This week we received word of two Knot ring recoveries from the BTO. These birds were found dead at two separate locations on islands in the Wadden Sea on the northwest coast of Germany.
|Wadden Sea Wikipedia
The Wadden Sea spans from The Netherlands along the coast of Germany and to the western half of the Danish coast. It’s an area well known to ornithologists as many species of waders, geese and ducks winter there, or use it as a re-fuelling or moulting area on their migration.
The birds were cannon-netted and ringed on 30th January, 2014 at the Merrion Gate Spit on Sandymount Strand in Dublin Bay.
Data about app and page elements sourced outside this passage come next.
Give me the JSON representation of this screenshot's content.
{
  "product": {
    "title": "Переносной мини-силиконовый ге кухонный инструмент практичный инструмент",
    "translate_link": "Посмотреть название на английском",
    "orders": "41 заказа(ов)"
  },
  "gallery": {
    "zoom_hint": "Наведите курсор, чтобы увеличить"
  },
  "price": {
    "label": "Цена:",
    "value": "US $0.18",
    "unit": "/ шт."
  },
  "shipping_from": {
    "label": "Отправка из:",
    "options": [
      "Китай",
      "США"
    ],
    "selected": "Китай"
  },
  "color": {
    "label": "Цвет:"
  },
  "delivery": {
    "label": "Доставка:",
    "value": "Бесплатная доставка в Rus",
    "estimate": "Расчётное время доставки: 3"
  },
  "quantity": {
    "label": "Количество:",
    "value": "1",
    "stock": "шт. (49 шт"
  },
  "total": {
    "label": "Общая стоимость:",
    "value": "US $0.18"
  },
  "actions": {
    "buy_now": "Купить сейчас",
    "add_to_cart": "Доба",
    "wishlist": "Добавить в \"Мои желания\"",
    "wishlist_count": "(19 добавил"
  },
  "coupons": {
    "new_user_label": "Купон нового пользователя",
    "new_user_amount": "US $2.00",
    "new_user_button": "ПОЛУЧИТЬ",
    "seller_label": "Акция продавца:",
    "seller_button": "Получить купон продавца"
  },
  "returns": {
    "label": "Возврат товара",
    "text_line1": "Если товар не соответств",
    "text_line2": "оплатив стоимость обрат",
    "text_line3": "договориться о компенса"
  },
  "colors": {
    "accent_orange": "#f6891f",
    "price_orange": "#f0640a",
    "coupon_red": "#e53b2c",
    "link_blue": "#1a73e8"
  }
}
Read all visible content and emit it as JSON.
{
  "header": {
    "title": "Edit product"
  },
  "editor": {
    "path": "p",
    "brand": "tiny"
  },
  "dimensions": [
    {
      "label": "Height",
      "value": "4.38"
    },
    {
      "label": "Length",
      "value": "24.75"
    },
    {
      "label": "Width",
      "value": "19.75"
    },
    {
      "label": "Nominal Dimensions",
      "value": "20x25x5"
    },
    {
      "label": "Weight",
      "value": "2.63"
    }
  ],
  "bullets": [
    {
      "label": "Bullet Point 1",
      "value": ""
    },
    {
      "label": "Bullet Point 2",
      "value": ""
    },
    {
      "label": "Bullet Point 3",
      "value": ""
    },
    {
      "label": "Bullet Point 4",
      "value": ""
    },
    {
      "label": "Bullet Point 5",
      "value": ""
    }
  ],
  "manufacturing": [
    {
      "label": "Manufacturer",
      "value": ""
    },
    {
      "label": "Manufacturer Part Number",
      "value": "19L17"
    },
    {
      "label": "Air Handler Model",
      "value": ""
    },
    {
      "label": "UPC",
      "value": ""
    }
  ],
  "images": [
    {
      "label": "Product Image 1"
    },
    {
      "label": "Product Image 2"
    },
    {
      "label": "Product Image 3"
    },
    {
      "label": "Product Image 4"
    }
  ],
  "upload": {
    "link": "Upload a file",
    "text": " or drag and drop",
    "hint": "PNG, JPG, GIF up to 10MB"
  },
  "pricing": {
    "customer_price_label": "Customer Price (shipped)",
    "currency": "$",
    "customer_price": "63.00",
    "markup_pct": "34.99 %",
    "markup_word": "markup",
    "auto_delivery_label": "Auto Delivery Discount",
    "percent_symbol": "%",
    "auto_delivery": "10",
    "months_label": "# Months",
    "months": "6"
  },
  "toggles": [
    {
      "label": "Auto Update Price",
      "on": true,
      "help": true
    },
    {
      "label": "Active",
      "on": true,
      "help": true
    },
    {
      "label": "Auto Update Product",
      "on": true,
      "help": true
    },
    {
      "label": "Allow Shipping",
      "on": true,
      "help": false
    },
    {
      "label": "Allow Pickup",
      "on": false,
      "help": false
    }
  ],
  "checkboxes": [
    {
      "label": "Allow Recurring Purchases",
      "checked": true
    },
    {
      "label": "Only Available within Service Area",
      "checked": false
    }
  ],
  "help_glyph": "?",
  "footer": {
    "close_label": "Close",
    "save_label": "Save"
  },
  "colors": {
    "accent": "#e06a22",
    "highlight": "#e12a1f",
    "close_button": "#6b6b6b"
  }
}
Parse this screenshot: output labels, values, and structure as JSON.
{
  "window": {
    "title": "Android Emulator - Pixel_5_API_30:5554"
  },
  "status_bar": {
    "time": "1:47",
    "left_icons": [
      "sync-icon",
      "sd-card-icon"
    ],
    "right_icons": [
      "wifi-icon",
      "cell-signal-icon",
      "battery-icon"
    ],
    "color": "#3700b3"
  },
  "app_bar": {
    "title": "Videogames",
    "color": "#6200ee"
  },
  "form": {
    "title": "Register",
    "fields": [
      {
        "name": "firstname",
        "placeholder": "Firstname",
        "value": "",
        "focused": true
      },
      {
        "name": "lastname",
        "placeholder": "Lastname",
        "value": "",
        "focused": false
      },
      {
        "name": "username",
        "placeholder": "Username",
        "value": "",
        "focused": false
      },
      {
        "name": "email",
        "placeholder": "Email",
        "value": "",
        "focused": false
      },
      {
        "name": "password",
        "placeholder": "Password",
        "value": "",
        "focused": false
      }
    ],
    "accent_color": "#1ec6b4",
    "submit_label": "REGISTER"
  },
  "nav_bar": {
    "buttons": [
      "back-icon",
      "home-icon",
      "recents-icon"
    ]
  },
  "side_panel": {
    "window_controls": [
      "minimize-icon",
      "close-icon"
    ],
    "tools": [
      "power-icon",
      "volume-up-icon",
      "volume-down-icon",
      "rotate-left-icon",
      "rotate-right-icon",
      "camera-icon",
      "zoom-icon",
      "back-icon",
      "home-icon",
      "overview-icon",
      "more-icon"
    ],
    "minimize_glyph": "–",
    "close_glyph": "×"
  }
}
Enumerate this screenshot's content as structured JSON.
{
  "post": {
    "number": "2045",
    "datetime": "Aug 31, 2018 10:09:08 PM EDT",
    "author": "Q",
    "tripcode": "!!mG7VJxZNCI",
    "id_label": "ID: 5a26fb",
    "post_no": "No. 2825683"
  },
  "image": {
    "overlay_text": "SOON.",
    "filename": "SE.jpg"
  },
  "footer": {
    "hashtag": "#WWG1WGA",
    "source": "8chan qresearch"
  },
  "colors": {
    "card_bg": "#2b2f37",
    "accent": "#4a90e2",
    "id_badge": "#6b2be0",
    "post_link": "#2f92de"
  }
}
|Ringing (blue) and recovery (yellow) locations for the two Knots
The first bird (ST40506) was found on 24th July on the island of Helgoland, a total of 932 km from Dublin Bay. Helgoland is well known for its bird observatory and gives its name to a style of bird trap used to catch birds for ringing. The island is in the middle of a major migratory thoroughfare, so is superbly well placed for studying bird movements.
The second bird (ST40507) was recovered on 12th August, 962 km from Dublin, at Sylt Island just off the German coast. This sandy island, connected to the mainland by a causeway, supports thousands of waterbirds each winter.
|Sylt Island, Wadden Sea, Germany Wikipedia
As both birds were described as “long dead” by the finders, it is most likely that these individuals perished on their way to their breeding grounds. They were most likely fuelling up in the Wadden Sea before making a two-step journey to their breeding grounds in Greenland and High Arctic Canada.
|Knot in breeding plumage during spring staging
in northwest Iceland Jan van de Kam